* **THE PROBLEM**
Without changing a single character, copy every record below.

* **RECORDS**
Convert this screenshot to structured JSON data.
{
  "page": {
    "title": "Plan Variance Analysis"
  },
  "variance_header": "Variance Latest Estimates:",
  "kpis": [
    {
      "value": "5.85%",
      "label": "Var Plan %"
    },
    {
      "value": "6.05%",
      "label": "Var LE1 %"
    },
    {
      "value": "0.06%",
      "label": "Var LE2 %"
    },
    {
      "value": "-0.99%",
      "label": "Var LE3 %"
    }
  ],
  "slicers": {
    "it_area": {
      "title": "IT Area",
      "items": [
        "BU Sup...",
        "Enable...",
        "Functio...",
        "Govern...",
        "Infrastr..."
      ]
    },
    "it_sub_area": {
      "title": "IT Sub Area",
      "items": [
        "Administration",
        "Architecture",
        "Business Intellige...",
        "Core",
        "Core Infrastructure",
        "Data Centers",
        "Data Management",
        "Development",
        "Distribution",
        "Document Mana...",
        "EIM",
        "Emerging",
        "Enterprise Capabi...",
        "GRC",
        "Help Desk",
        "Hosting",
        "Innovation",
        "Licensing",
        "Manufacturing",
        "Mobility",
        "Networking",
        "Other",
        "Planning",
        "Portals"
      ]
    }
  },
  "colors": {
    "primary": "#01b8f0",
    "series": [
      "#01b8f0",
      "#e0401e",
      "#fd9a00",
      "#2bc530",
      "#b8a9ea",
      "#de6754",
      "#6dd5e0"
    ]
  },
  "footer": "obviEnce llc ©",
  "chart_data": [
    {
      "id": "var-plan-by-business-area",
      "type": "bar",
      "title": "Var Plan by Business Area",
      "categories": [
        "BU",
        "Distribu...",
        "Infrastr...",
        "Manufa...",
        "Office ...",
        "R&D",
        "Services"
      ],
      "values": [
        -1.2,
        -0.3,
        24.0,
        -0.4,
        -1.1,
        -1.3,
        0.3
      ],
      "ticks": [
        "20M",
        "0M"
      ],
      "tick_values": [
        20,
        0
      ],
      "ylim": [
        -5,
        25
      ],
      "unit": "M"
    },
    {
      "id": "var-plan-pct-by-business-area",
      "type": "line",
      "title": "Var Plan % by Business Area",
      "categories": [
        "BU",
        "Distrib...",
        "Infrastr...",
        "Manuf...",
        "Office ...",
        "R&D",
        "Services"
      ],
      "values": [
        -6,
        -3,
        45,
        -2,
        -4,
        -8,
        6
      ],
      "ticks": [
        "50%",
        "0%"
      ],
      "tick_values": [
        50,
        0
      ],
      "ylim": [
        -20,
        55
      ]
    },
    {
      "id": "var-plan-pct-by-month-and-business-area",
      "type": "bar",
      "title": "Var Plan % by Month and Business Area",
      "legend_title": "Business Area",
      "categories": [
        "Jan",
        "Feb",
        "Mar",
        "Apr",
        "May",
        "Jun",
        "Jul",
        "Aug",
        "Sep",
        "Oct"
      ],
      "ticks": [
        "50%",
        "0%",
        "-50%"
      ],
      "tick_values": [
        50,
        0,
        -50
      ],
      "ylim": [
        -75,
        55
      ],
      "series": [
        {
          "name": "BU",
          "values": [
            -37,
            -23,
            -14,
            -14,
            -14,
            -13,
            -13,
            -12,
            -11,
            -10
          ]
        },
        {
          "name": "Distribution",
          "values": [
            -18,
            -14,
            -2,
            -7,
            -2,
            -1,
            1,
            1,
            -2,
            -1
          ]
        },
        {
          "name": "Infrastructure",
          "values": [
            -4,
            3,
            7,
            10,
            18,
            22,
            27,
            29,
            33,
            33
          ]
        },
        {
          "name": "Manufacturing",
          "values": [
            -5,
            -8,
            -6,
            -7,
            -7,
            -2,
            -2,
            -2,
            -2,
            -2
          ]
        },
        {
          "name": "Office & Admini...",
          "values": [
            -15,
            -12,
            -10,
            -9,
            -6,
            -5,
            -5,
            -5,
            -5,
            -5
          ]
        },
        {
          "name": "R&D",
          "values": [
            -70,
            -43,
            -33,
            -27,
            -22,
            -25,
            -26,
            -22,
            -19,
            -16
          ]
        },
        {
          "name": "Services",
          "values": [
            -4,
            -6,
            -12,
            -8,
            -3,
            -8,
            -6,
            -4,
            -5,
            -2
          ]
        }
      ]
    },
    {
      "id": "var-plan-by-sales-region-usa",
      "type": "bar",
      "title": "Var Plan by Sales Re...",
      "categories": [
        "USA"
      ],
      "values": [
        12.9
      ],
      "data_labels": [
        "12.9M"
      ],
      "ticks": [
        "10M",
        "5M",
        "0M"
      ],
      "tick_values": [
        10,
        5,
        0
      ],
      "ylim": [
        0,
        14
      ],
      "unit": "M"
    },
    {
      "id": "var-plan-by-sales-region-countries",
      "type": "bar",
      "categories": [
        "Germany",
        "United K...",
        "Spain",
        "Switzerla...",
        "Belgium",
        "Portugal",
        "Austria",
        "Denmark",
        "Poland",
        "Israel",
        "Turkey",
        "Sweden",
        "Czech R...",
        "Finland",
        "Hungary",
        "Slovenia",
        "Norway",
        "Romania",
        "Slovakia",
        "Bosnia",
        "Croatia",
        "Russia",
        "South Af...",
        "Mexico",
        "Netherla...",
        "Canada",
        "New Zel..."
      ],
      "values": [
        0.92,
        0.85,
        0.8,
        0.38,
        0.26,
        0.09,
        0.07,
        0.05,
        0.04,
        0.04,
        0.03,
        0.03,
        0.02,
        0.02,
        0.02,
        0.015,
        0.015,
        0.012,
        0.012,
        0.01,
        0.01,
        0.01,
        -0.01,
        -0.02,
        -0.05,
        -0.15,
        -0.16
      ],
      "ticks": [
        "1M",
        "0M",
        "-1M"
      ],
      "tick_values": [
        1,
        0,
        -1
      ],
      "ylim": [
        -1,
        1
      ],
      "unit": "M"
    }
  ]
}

* **WORKED SOLUTION**
Convert this screenshot to structured JSON data.
{
  "page": {
    "title": "Plan Variance Analysis"
  },
  "variance_header": "Variance Latest Estimates:",
  "kpis": [
    {
      "value": "5.85%",
      "label": "Var Plan %"
    },
    {
      "value": "6.05%",
      "label": "Var LE1 %"
    },
    {
      "value": "0.06%",
      "label": "Var LE2 %"
    },
    {
      "value": "-0.99%",
      "label": "Var LE3 %"
    }
  ],
  "slicers": {
    "it_area": {
      "title": "IT Area",
      "items": [
        "BU Sup...",
        "Enable...",
        "Functio...",
        "Govern...",
        "Infrastr..."
      ]
    },
    "it_sub_area": {
      "title": "IT Sub Area",
      "items": [
        "Administration",
        "Architecture",
        "Business Intellige...",
        "Core",
        "Core Infrastructure",
        "Data Centers",
        "Data Management",
        "Development",
        "Distribution",
        "Document Mana...",
        "EIM",
        "Emerging",
        "Enterprise Capabi...",
        "GRC",
        "Help Desk",
        "Hosting",
        "Innovation",
        "Licensing",
        "Manufacturing",
        "Mobility",
        "Networking",
        "Other",
        "Planning",
        "Portals"
      ]
    }
  },
  "colors": {
    "primary": "#01b8f0",
    "series": [
      "#01b8f0",
      "#e0401e",
      "#fd9a00",
      "#2bc530",
      "#b8a9ea",
      "#de6754",
      "#6dd5e0"
    ]
  },
  "footer": "obviEnce llc ©",
  "chart_data": [
    {
      "id": "var-plan-by-business-area",
      "type": "bar",
      "title": "Var Plan by Business Area",
      "categories": [
        "BU",
        "Distribu...",
        "Infrastr...",
        "Manufa...",
        "Office ...",
        "R&D",
        "Services"
      ],
      "values": [
        -1.2,
        -0.3,
        24.0,
        -0.4,
        -1.1,
        -1.3,
        0.3
      ],
      "ticks": [
        "20M",
        "0M"
      ],
      "tick_values": [
        20,
        0
      ],
      "ylim": [
        -5,
        25
      ],
      "unit": "M"
    },
    {
      "id": "var-plan-pct-by-business-area",
      "type": "line",
      "title": "Var Plan % by Business Area",
      "categories": [
        "BU",
        "Distrib...",
        "Infrastr...",
        "Manuf...",
        "Office ...",
        "R&D",
        "Services"
      ],
      "values": [
        -6,
        -3,
        45,
        -2,
        -4,
        -8,
        6
      ],
      "ticks": [
        "50%",
        "0%"
      ],
      "tick_values": [
        50,
        0
      ],
      "ylim": [
        -20,
        55
      ]
    },
    {
      "id": "var-plan-pct-by-month-and-business-area",
      "type": "bar",
      "title": "Var Plan % by Month and Business Area",
      "legend_title": "Business Area",
      "categories": [
        "Jan",
        "Feb",
        "Mar",
        "Apr",
        "May",
        "Jun",
        "Jul",
        "Aug",
        "Sep",
        "Oct"
      ],
      "ticks": [
        "50%",
        "0%",
        "-50%"
      ],
      "tick_values": [
        50,
        0,
        -50
      ],
      "ylim": [
        -75,
        55
      ],
      "series": [
        {
          "name": "BU",
          "values": [
            -37,
            -23,
            -14,
            -14,
            -14,
            -13,
            -13,
            -12,
            -11,
            -10
          ]
        },
        {
          "name": "Distribution",
          "values": [
            -18,
            -14,
            -2,
            -7,
            -2,
            -1,
            1,
            1,
            -2,
            -1
          ]
        },
        {
          "name": "Infrastructure",
          "values": [
            -4,
            3,
            7,
            10,
            18,
            22,
            27,
            29,
            33,
            33
          ]
        },
        {
          "name": "Manufacturing",
          "values": [
            -5,
            -8,
            -6,
            -7,
            -7,
            -2,
            -2,
            -2,
            -2,
            -2
          ]
        },
        {
          "name": "Office & Admini...",
          "values": [
            -15,
            -12,
            -10,
            -9,
            -6,
            -5,
            -5,
            -5,
            -5,
            -5
          ]
        },
        {
          "name": "R&D",
          "values": [
            -70,
            -43,
            -33,
            -27,
            -22,
            -25,
            -26,
            -22,
            -19,
            -16
          ]
        },
        {
          "name": "Services",
          "values": [
            -4,
            -6,
            -12,
            -8,
            -3,
            -8,
            -6,
            -4,
            -5,
            -2
          ]
        }
      ]
    },
    {
      "id": "var-plan-by-sales-region-usa",
      "type": "bar",
      "title": "Var Plan by Sales Re...",
      "categories": [
        "USA"
      ],
      "values": [
        12.9
      ],
      "data_labels": [
        "12.9M"
      ],
      "ticks": [
        "10M",
        "5M",
        "0M"
      ],
      "tick_values": [
        10,
        5,
        0
      ],
      "ylim": [
        0,
        14
      ],
      "unit": "M"
    },
    {
      "id": "var-plan-by-sales-region-countries",
      "type": "bar",
      "categories": [
        "Germany",
        "United K...",
        "Spain",
        "Switzerla...",
        "Belgium",
        "Portugal",
        "Austria",
        "Denmark",
        "Poland",
        "Israel",
        "Turkey",
        "Sweden",
        "Czech R...",
        "Finland",
        "Hungary",
        "Slovenia",
        "Norway",
        "Romania",
        "Slovakia",
        "Bosnia",
        "Croatia",
        "Russia",
        "South Af...",
        "Mexico",
        "Netherla...",
        "Canada",
        "New Zel..."
      ],
      "values": [
        0.92,
        0.85,
        0.8,
        0.38,
        0.26,
        0.09,
        0.07,
        0.05,
        0.04,
        0.04,
        0.03,
        0.03,
        0.02,
        0.02,
        0.02,
        0.015,
        0.015,
        0.012,
        0.012,
        0.01,
        0.01,
        0.01,
        -0.01,
        -0.02,
        -0.05,
        -0.15,
        -0.16
      ],
      "ticks": [
        "1M",
        "0M",
        "-1M"
      ],
      "tick_values": [
        1,
        0,
        -1
      ],
      "ylim": [
        -1,
        1
      ],
      "unit": "M"
    }
  ]
}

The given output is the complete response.